#### Material shown

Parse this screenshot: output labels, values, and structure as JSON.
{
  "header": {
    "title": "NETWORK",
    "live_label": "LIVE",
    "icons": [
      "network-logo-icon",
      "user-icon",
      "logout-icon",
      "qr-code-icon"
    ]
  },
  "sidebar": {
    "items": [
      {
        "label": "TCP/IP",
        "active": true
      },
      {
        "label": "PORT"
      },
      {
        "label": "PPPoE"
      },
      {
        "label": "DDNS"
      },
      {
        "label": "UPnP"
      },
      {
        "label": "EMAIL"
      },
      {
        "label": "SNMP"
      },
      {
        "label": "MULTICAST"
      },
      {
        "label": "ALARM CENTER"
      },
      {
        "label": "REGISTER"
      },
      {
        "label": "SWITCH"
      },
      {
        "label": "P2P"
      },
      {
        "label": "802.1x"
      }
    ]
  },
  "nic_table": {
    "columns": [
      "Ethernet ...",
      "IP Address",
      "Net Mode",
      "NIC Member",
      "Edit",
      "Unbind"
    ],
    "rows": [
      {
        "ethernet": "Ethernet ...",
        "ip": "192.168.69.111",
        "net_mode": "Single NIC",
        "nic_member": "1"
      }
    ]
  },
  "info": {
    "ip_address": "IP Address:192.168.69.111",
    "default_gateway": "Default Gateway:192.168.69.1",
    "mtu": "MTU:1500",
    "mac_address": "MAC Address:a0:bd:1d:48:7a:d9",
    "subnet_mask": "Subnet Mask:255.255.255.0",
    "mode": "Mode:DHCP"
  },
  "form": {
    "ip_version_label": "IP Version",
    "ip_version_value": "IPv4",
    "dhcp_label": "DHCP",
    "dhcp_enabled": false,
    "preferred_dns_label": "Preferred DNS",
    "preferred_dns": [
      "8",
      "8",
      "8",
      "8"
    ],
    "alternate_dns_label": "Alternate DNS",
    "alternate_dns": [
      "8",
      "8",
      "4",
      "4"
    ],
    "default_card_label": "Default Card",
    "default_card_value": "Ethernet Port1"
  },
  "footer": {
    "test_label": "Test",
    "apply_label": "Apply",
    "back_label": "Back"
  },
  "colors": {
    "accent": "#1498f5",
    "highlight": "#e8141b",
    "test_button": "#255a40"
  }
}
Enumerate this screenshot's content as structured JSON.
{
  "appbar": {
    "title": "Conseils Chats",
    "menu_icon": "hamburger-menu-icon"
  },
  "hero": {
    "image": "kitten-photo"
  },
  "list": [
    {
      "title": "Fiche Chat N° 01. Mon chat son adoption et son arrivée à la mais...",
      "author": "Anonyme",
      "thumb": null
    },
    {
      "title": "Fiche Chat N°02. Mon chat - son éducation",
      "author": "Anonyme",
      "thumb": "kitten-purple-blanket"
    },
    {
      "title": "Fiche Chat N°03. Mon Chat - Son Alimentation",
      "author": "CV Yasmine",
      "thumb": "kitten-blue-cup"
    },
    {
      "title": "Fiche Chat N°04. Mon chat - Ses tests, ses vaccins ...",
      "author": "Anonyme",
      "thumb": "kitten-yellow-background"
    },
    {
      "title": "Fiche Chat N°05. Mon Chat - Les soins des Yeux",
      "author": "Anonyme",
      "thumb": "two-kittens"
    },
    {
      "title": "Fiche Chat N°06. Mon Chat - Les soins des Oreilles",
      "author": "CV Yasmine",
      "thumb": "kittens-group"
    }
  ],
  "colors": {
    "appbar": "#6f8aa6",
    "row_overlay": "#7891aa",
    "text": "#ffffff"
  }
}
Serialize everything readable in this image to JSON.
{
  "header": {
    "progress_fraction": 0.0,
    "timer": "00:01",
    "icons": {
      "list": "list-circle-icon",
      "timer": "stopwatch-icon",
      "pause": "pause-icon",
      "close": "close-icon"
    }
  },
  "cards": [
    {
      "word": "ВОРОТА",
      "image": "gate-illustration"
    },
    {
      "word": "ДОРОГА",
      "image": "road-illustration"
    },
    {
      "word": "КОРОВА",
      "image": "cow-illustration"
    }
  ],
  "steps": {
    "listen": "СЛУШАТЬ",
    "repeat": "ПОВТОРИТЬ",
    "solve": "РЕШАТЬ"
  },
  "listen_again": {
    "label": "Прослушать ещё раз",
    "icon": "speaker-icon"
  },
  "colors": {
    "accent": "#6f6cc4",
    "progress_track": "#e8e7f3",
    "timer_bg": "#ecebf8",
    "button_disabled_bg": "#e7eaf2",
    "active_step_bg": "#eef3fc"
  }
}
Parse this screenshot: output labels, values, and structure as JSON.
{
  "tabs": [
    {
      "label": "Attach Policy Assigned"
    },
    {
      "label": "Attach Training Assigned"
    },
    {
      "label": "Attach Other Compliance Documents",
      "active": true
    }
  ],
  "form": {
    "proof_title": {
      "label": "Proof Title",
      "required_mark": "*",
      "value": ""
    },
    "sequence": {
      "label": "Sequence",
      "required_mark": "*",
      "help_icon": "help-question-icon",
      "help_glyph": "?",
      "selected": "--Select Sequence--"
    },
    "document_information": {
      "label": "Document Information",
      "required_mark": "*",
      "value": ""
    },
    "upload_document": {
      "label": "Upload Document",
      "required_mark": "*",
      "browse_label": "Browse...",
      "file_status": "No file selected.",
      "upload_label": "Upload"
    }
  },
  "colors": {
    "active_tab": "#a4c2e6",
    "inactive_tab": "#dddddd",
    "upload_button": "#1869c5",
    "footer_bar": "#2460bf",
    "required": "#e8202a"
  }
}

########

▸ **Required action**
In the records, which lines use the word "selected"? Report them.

▸ **Answer to the exercise**
      "selected": "--Select Sequence--"
      "file_status": "No file selected.",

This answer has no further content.